Doty is one of five legislators chosen, one from each congressional district, by Lt. Gov. Tate Reeves to serve on the election challenge committee. Only one is a Democrat.

Doty said when an election is challenged, a committee is formed to hear in a formal court-like setting (though with differences in order to provide as much evidence to all involved), which will decide if the challenge has merit and what the outcome will be.

Doty said only a few challenges have been made in the past 30 years, each with different outcomes — the challenger was seated, the responding party was seated and/or there was another vote held. New elections may be held in one, a few or all of the voting precincts.

“We want to make sure we get all of the facts and information in front of us,” Doty said. “It is so important to protect the integrity of the vote — and we will be deciding who got the most votes.”

It sounds simple enough, but there are factors that can add questions to any election result.

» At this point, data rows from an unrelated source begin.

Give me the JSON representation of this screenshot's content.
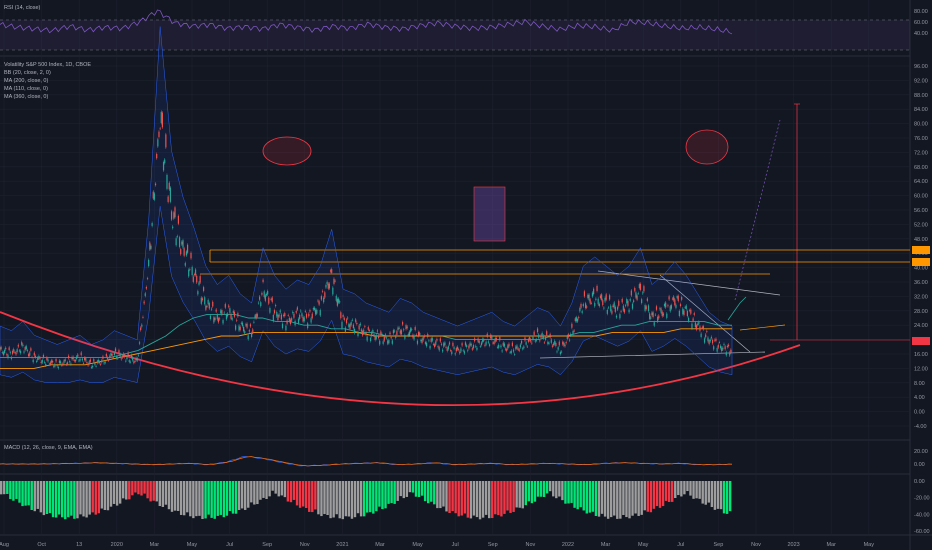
{
  "panes": {
    "rsi": {
      "label": "RSI (14, close)",
      "axis_ticks": [
        "80.00",
        "60.00",
        "40.00"
      ]
    },
    "price": {
      "legend": [
        "Volatility S&P 500 Index, 1D, CBOE",
        "BB (20, close, 2, 0)",
        "MA (200, close, 0)",
        "MA (110, close, 0)",
        "MA (360, close, 0)"
      ],
      "axis_ticks": [
        "96.00",
        "92.00",
        "88.00",
        "84.00",
        "80.00",
        "76.00",
        "72.00",
        "68.00",
        "64.00",
        "60.00",
        "56.00",
        "52.00",
        "48.00",
        "44.00",
        "40.00",
        "36.00",
        "32.00",
        "28.00",
        "24.00",
        "20.00",
        "16.00",
        "12.00",
        "8.00",
        "4.00",
        "0.00",
        "-4.00"
      ],
      "price_badges": [
        "",
        "",
        ""
      ]
    },
    "macd": {
      "label": "MACD (12, 26, close, 9, EMA, EMA)",
      "axis_ticks": [
        "20.00",
        "0.00"
      ]
    },
    "histogram": {
      "axis_ticks": [
        "0.00",
        "-20.00",
        "-40.00",
        "-60.00"
      ]
    }
  },
  "x_axis_labels": [
    "Aug",
    "Oct",
    "13",
    "2020",
    "Mar",
    "May",
    "Jul",
    "Sep",
    "Nov",
    "2021",
    "Mar",
    "May",
    "Jul",
    "Sep",
    "Nov",
    "2022",
    "Mar",
    "May",
    "Jul",
    "Sep",
    "Nov",
    "2023",
    "Mar",
    "May"
  ],
  "chart_data": {
    "type": "line",
    "title": "Volatility S&P 500 Index, 1D, CBOE",
    "xlabel": "",
    "ylabel": "",
    "ylim": [
      -4,
      96
    ],
    "series": [
      {
        "name": "Volatility S&P 500 Index",
        "values": [
          17,
          16,
          18,
          15,
          14,
          13,
          14,
          15,
          13,
          14,
          16,
          15,
          14,
          40,
          82,
          55,
          45,
          38,
          30,
          26,
          28,
          24,
          22,
          34,
          28,
          25,
          27,
          26,
          30,
          38,
          25,
          24,
          22,
          21,
          20,
          23,
          22,
          20,
          19,
          18,
          17,
          18,
          19,
          20,
          18,
          17,
          19,
          21,
          20,
          17,
          22,
          30,
          32,
          30,
          28,
          30,
          34,
          26,
          28,
          31,
          28,
          24,
          20,
          18,
          17
        ]
      },
      {
        "name": "MA (200, close, 0)",
        "values": [
          15,
          15,
          15,
          15,
          15,
          15,
          15,
          15,
          15,
          16,
          17,
          19,
          21,
          24,
          26,
          27,
          27,
          27,
          26,
          26,
          25,
          25,
          24,
          24,
          23,
          23,
          22,
          22,
          21,
          21,
          21,
          21,
          21,
          20,
          20,
          20,
          20,
          20,
          20,
          20,
          21,
          21,
          22,
          22,
          23,
          24,
          24,
          25,
          25,
          25,
          25,
          25,
          24,
          24
        ]
      },
      {
        "name": "MA (360, close, 0)",
        "values": [
          12,
          12,
          12,
          13,
          13,
          13,
          14,
          15,
          16,
          17,
          18,
          19,
          20,
          21,
          21,
          22,
          22,
          22,
          22,
          22,
          22,
          22,
          21,
          21,
          21,
          21,
          21,
          21,
          21,
          21,
          21,
          21,
          21,
          21,
          21,
          21,
          22,
          22,
          22,
          22,
          23,
          23,
          23,
          23
        ]
      }
    ],
    "categories": [
      "Aug",
      "Oct",
      "13",
      "2020",
      "Mar",
      "May",
      "Jul",
      "Sep",
      "Nov",
      "2021",
      "Mar",
      "May",
      "Jul",
      "Sep",
      "Nov",
      "2022",
      "Mar",
      "May",
      "Jul",
      "Sep",
      "Nov",
      "2023",
      "Mar",
      "May"
    ],
    "horizontal_levels": [
      42.7,
      40.7,
      38.6,
      20
    ],
    "rsi": [
      55,
      50,
      47,
      44,
      52,
      45,
      50,
      48,
      60,
      80,
      58,
      52,
      55,
      48,
      51,
      47,
      55,
      50,
      45,
      52,
      48,
      56,
      50,
      47,
      53,
      58,
      52,
      48,
      50,
      55,
      60,
      52,
      46,
      53,
      51,
      44,
      60,
      58,
      52,
      48,
      50,
      46,
      40
    ],
    "macd": [
      0,
      0,
      0,
      0.5,
      1,
      2,
      1,
      0,
      -1,
      0,
      1,
      -1,
      3,
      12,
      8,
      2,
      -3,
      -2,
      0,
      1,
      2,
      -1,
      0,
      2,
      -1,
      0,
      1,
      -1,
      0,
      1,
      0,
      -1,
      1,
      2,
      1,
      0,
      1,
      -1,
      -1,
      0
    ],
    "histogram_style": "green/red/gray bars below zero",
    "grid": true
  }
}
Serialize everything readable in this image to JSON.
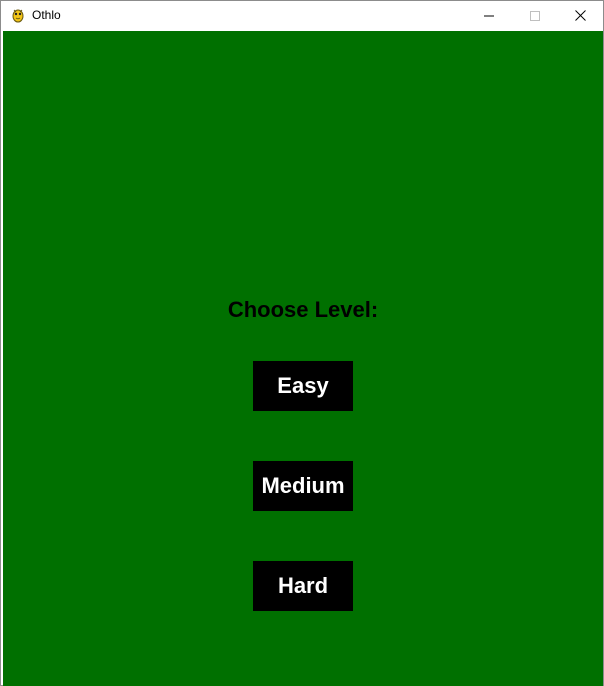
{
  "window": {
    "title": "Othlo",
    "icon": "pygame-snake-icon",
    "controls": {
      "minimize_icon": "minimize-icon",
      "maximize_icon": "maximize-icon",
      "close_icon": "close-icon"
    }
  },
  "colors": {
    "background": "#007000",
    "button_bg": "#000000",
    "button_text": "#ffffff",
    "heading_text": "#000000"
  },
  "menu": {
    "heading": "Choose Level:",
    "levels": [
      {
        "label": "Easy"
      },
      {
        "label": "Medium"
      },
      {
        "label": "Hard"
      }
    ]
  }
}
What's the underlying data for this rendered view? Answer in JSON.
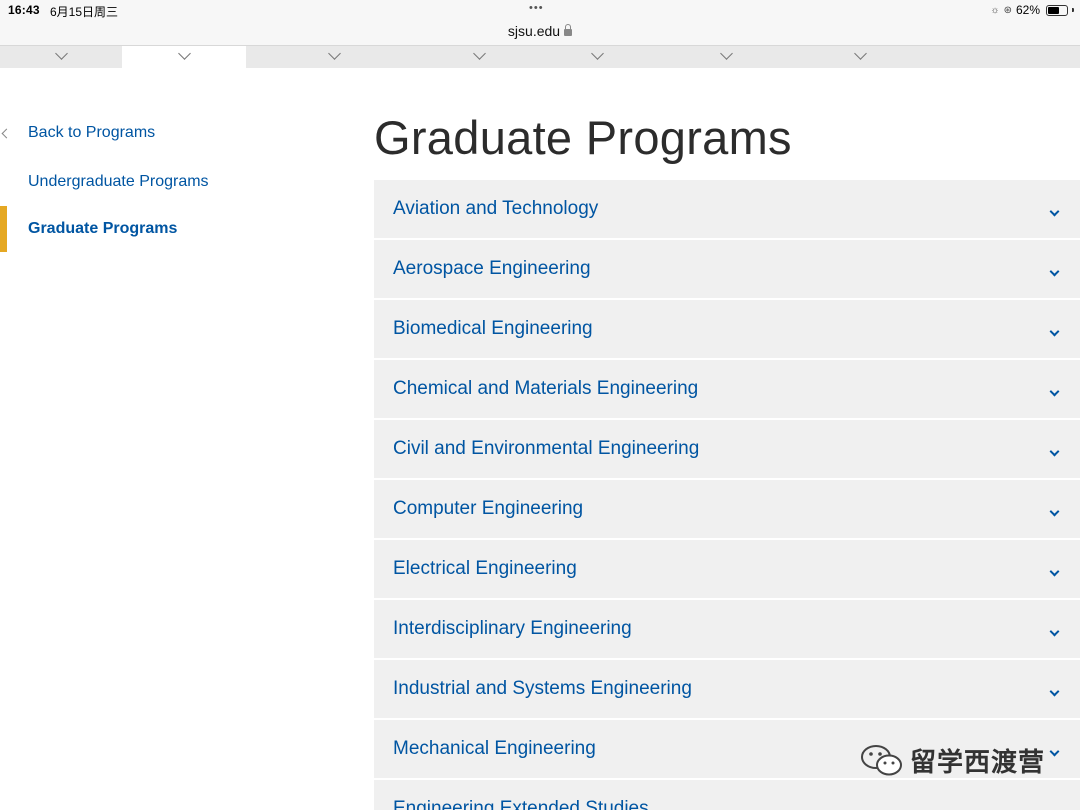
{
  "status_bar": {
    "time": "16:43",
    "date": "6月15日周三",
    "dots": "•••",
    "battery_percent": "62%",
    "battery_level": 0.62
  },
  "browser": {
    "url": "sjsu.edu"
  },
  "sidebar": {
    "back_label": "Back to Programs",
    "items": [
      {
        "label": "Undergraduate Programs",
        "active": false
      },
      {
        "label": "Graduate Programs",
        "active": true
      }
    ]
  },
  "main": {
    "title": "Graduate Programs",
    "programs": [
      "Aviation and Technology",
      "Aerospace Engineering",
      "Biomedical Engineering",
      "Chemical and Materials Engineering",
      "Civil and Environmental Engineering",
      "Computer Engineering",
      "Electrical Engineering",
      "Interdisciplinary Engineering",
      "Industrial and Systems Engineering",
      "Mechanical Engineering",
      "Engineering Extended Studies"
    ]
  },
  "watermark": {
    "text": "留学西渡营"
  },
  "colors": {
    "link": "#0055a2",
    "accent": "#e5a823",
    "panel": "#f0f0f0"
  }
}
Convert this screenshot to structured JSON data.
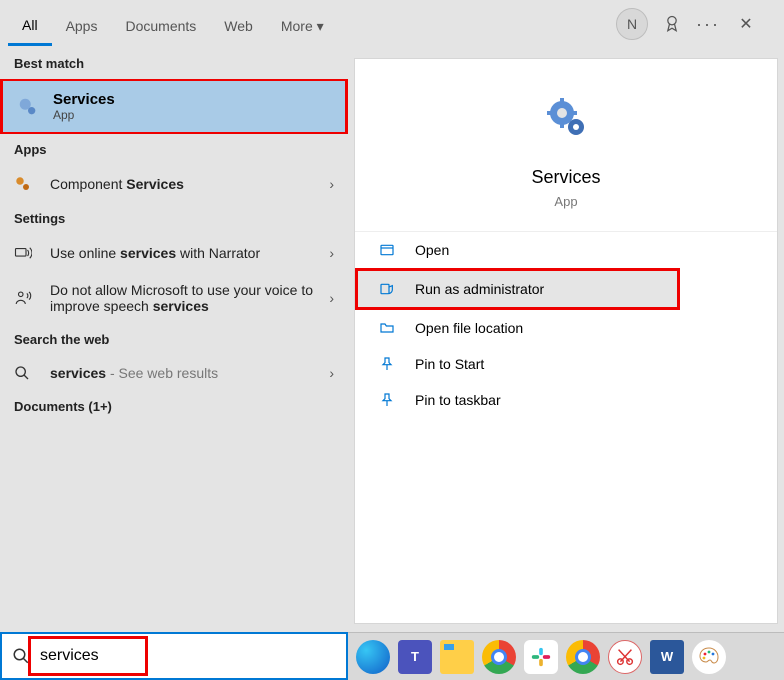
{
  "tabs": {
    "all": "All",
    "apps": "Apps",
    "documents": "Documents",
    "web": "Web",
    "more": "More"
  },
  "header": {
    "avatar_initial": "N"
  },
  "left": {
    "best_match_label": "Best match",
    "best_match": {
      "title": "Services",
      "sub": "App"
    },
    "apps_label": "Apps",
    "apps_item_prefix": "Component ",
    "apps_item_bold": "Services",
    "settings_label": "Settings",
    "setting1_pre": "Use online ",
    "setting1_bold": "services",
    "setting1_post": " with Narrator",
    "setting2_pre": "Do not allow Microsoft to use your voice to improve speech ",
    "setting2_bold": "services",
    "web_label": "Search the web",
    "web_item_bold": "services",
    "web_item_post": " - See web results",
    "docs_label": "Documents (1+)"
  },
  "right": {
    "title": "Services",
    "sub": "App",
    "actions": {
      "open": "Open",
      "admin": "Run as administrator",
      "location": "Open file location",
      "pin_start": "Pin to Start",
      "pin_task": "Pin to taskbar"
    }
  },
  "search": {
    "value": "services"
  }
}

Sojourner’s stance is that illegal activities carried out during voting in several precincts muddled the result. The petition states that on Nov. 13 Anita Leonard, a poll watcher for the Republican party at the Bude precinct in Franklin County during the Nov. 3 general election, and Carl Cupit, the bailiff at the Bude precinct in Franklin County during the Aug. 4 primary election, filed criminal charges against four poll workers and an election commissioner who worked at the Bude precinct.

The sworn statements allege that the charged criminal defendants knowingly violated the law, including: poll workers illegally offering voter assistance to those who had not requested it and were not blind, physically disabled or illiterate; poll worker attempting to guide, aid, direct or influence voters; violating the secrecy of the ballot and poll workers illegally entering the polling booth or voting machine alone with voters.

Cupit’s statement, according to the petition, “provides eyewitness testimony to a fraudulent pattern of violations occurring during the 2014 primary and runoff elections, as well as the 2015 primary and runoff and references the fact that the Mississippi Secretary of State’s office sent a representative to poll watch during both 2015 elections. This representative specifically admonished one of the accused poll workers, telling her she could not go behind the voting machine with voters, unless strictly following the law.

Dearing’s response states “The petition includes no allegation and cites no evidence that any of the conduct alleged in the petition, even if it had occurred, resulted in any change as to any voter concerning who the voter intended to vote for, and did vote for, in the Senate District 37 general election.”

The response goes on to state that Dearing denies that Sojourner is entitled to any relief, and she has not and cannot present the required clear and convincing evidence that the outcome of the Senate District 37 general election was anything other than the outcome that was certified, and that he received the most lawful votes.

In an election where there are illegal votes, only the illegal votes are dismissed, and the election is determined by the remaining legal votes.

Doty said she expects the majority of the proceedings, which are open to the public, to happen next week. Doty also said she expects a good bit of debate.